Fortunately, my experimental curiosity — the quality of trying again — is one overriding characteristic that rarely gets crowded out by fluctuations in my mood. At the end of this weekend, I purposefully leaned into deliberate slowness and I took a trip to a lavish Turkish bathhouse. I signed up for a literal full-body experience, with a post-bath massage and a tea tasting to boot. The result? The most relaxing yet immersive experience I've had for a very long time. By willingly surrendering my soul for 2 hours, I happily converged on an appreciation for slower settings and gratitude for the emotional rollercoaster ride that enabled this much-needed reset.
I'm going to wind down this piece by logging three reminders to myself, in order to re-integrate the bathhouse magic anytime I find myself drifting in slow space:

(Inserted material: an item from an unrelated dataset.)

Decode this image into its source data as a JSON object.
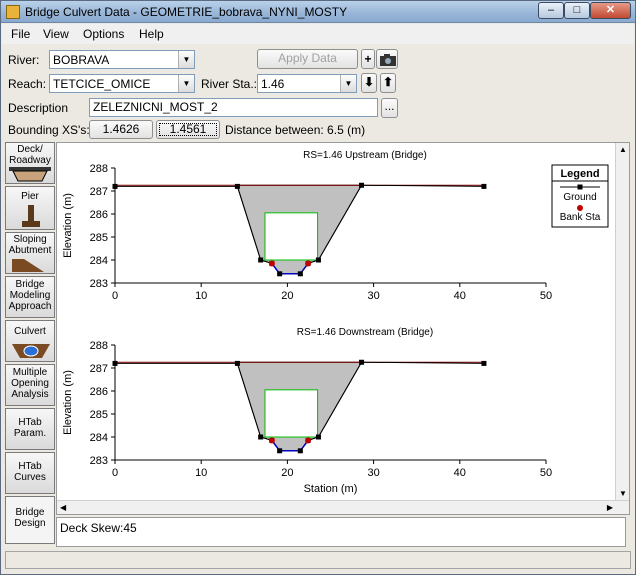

Tapping into self-therapy: Therapy teaches you to lean on self-inquiry and self-care to address internal tensions. But there's also an important lesson about how to best react once you find yourself in a kerfuffle: pause & pick.
Reframing as rest days: The most practical application and the most simple execution — slow is just rest. As a naturally high-energy organism, I'm an advocate of the sprint-to-slow cycle where both motions live symbiotically.
Embracing nothingness: There might be truth to Jenny Odell's argument in How to Do Nothing, where a critical point is that nothingness is a reminder that you're alive. A cautionary tale to not get lost in the woods of the world.
I've painted a dramatic scene about being stuck in “off mode", but the silver lining is that everything does pass. Definitely an overplayed platitude, but the awareness and acceptance of that fact develops an armour of built-in resilience. I'm typically too hopeful (to a fault?) but I sincerely think that developing calm is a mid-20s competitive advantage to mitigate the risk of persistent off days. I've learned that one benefit of becoming generally calmer is having a lot of control over yourself when negative moods bubble up. This adds a layer of subtle support, harmonizing your self-talk with self-aligned behaviours. After all, I don't really believe in balance, but I do strive for harmony.
Let's allow our off days to co-exist with, and even reinforce, the ~on days~.